The horrified response to this senseless murder of an innocent focused on how Canada's larest city is grappling with an apparent trend toward increased rates of violent crime.
From my little perch in a relatively small city a couple of hours down the highway, I wanted to reflect the reality that the issue is hardly confined to one large city. It affects us all. Read on...
Our homicide rate worse than TorontoDisclosure: I wrote this from a coffee shop in Florida - see this entry for more - but I was writing from a Londoner's perspective. Now I know how ex-pats feel.
Published Thursday, January 5, 2006
The London Free Press
Londoners often look to Toronto and sigh with relief that our burg isn’t riddled with gun violence that kills teenage girls in broad daylight and disproportionately erases the lives of dozens of young African-Canadian men.
We shouldn’t be so smug.
London recorded 19 gun-related crimes in 2005 – a new high. Our 14 homicides pale in comparison to Toronto’s 78 – until you factor in our relative population sizes and realize our homicide rate tops theirs.
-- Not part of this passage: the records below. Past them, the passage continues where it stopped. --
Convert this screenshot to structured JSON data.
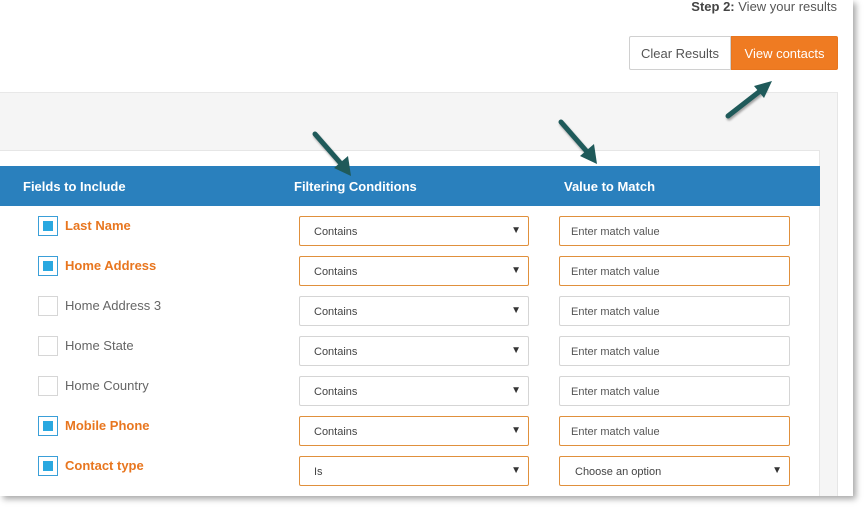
{
  "step": {
    "prefix": "Step 2:",
    "text": "View your results"
  },
  "buttons": {
    "clear": "Clear Results",
    "view": "View contacts"
  },
  "table": {
    "headers": [
      "Fields to Include",
      "Filtering Conditions",
      "Value to Match"
    ],
    "rows": [
      {
        "field": "Last Name",
        "checked": true,
        "condition": "Contains",
        "value_placeholder": "Enter match value"
      },
      {
        "field": "Home Address",
        "checked": true,
        "condition": "Contains",
        "value_placeholder": "Enter match value"
      },
      {
        "field": "Home Address 3",
        "checked": false,
        "condition": "Contains",
        "value_placeholder": "Enter match value"
      },
      {
        "field": "Home State",
        "checked": false,
        "condition": "Contains",
        "value_placeholder": "Enter match value"
      },
      {
        "field": "Home Country",
        "checked": false,
        "condition": "Contains",
        "value_placeholder": "Enter match value"
      },
      {
        "field": "Mobile Phone",
        "checked": true,
        "condition": "Contains",
        "value_placeholder": "Enter match value"
      },
      {
        "field": "Contact type",
        "checked": true,
        "condition": "Is",
        "value_select": "Choose an option"
      }
    ]
  },
  "icons": {
    "dropdown": "chevron-down-icon",
    "pointer": "arrow-pointer-icon"
  },
  "colors": {
    "accent": "#ef7b22",
    "header": "#2a80bd",
    "checkbox": "#29a8e0",
    "arrow": "#1f5a5a"
  }
}
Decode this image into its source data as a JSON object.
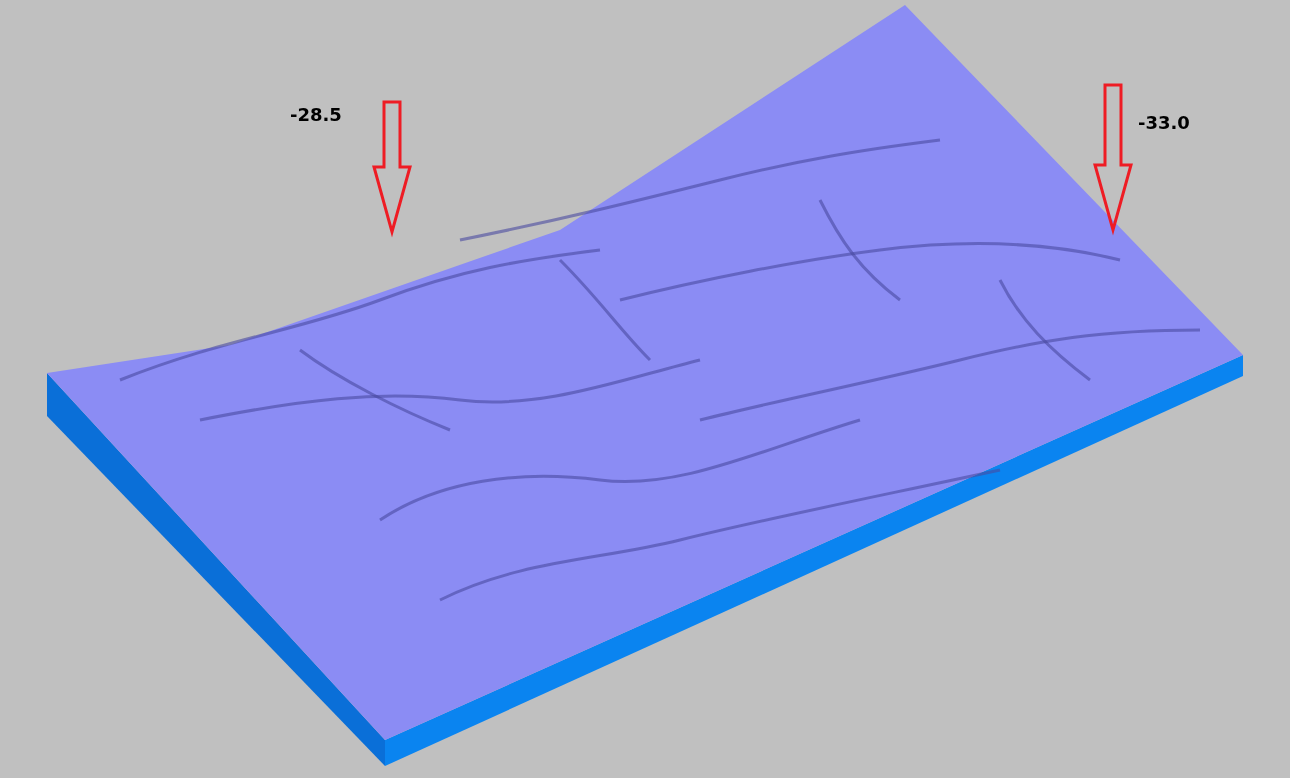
{
  "annotations": [
    {
      "label": "-28.5"
    },
    {
      "label": "-33.0"
    }
  ]
}
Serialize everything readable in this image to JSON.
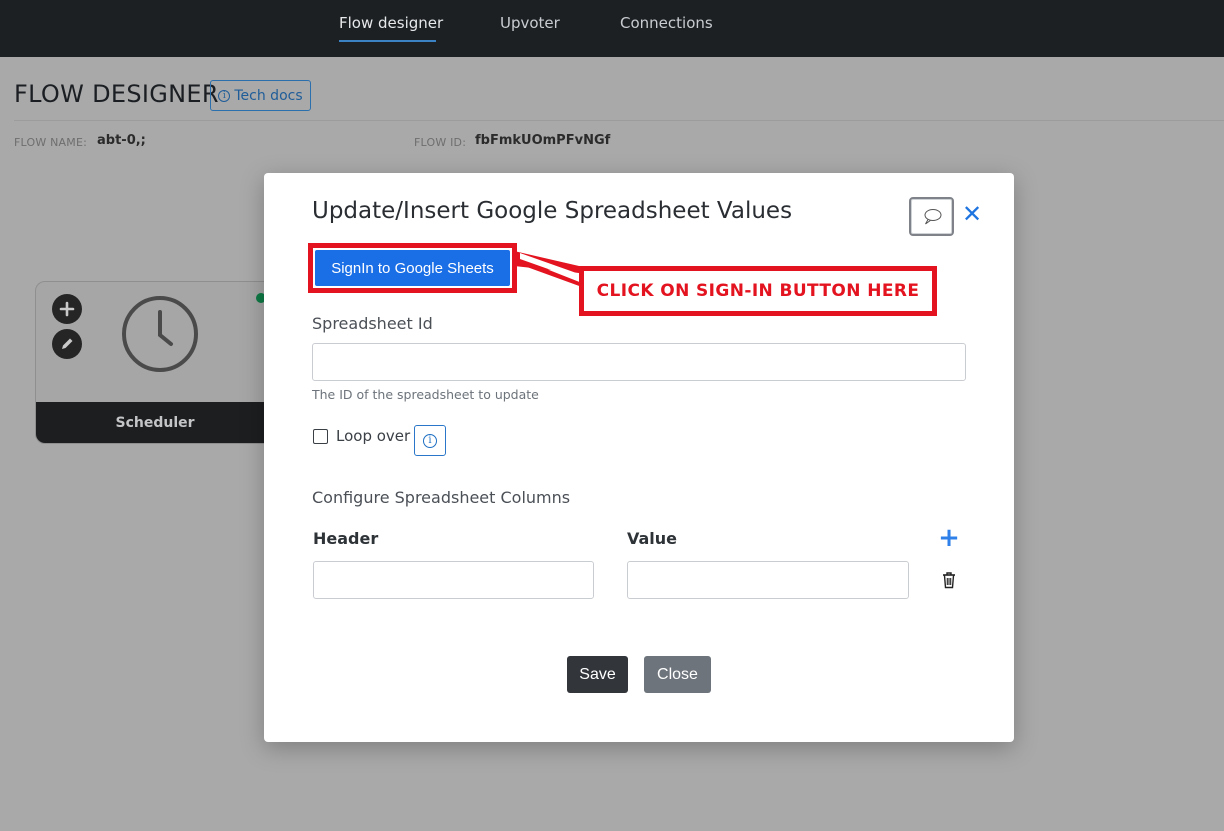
{
  "nav": {
    "tabs": [
      {
        "label": "Flow designer",
        "active": true
      },
      {
        "label": "Upvoter",
        "active": false
      },
      {
        "label": "Connections",
        "active": false
      }
    ]
  },
  "page": {
    "title": "FLOW DESIGNER",
    "tech_docs_label": "Tech docs",
    "flow_name_label": "FLOW NAME:",
    "flow_name_value": "abt-0,;",
    "flow_id_label": "FLOW ID:",
    "flow_id_value": "fbFmkUOmPFvNGf"
  },
  "node": {
    "label": "Scheduler",
    "icon": "clock-icon",
    "status_color": "#0e7a45"
  },
  "modal": {
    "title": "Update/Insert Google Spreadsheet Values",
    "signin_label": "SignIn to Google Sheets",
    "annotation": "CLICK ON SIGN-IN BUTTON HERE",
    "spreadsheet_id_label": "Spreadsheet Id",
    "spreadsheet_id_value": "",
    "spreadsheet_id_help": "The ID of the spreadsheet to update",
    "loop_over_label": "Loop over",
    "loop_over_checked": false,
    "columns_section_label": "Configure Spreadsheet Columns",
    "header_col_label": "Header",
    "value_col_label": "Value",
    "rows": [
      {
        "header": "",
        "value": ""
      }
    ],
    "save_label": "Save",
    "close_label": "Close"
  },
  "colors": {
    "accent": "#1a6ee6",
    "annotation_red": "#e3131f",
    "nav_bg": "#1d2023"
  }
}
Whether or not we wish to admit it, we’re just as vulnerable to violent crime as any other Canadian city. Ignoring the issue won’t make us safer.
An election campaign gives us a chance to push candidates hard on issues that matter. I’d argue that public safety is one issue that matters.
The candidates will soon be gone. Violent crime, however, will persist.
Don’t let the politicos slide by with canned answers and vague policy directions.
The ones who show that they get it – and that they won’t forget about it after assuming office – will get my vote.
Your turn: Wherever you live, is public safety a hot-button issue for you? Why?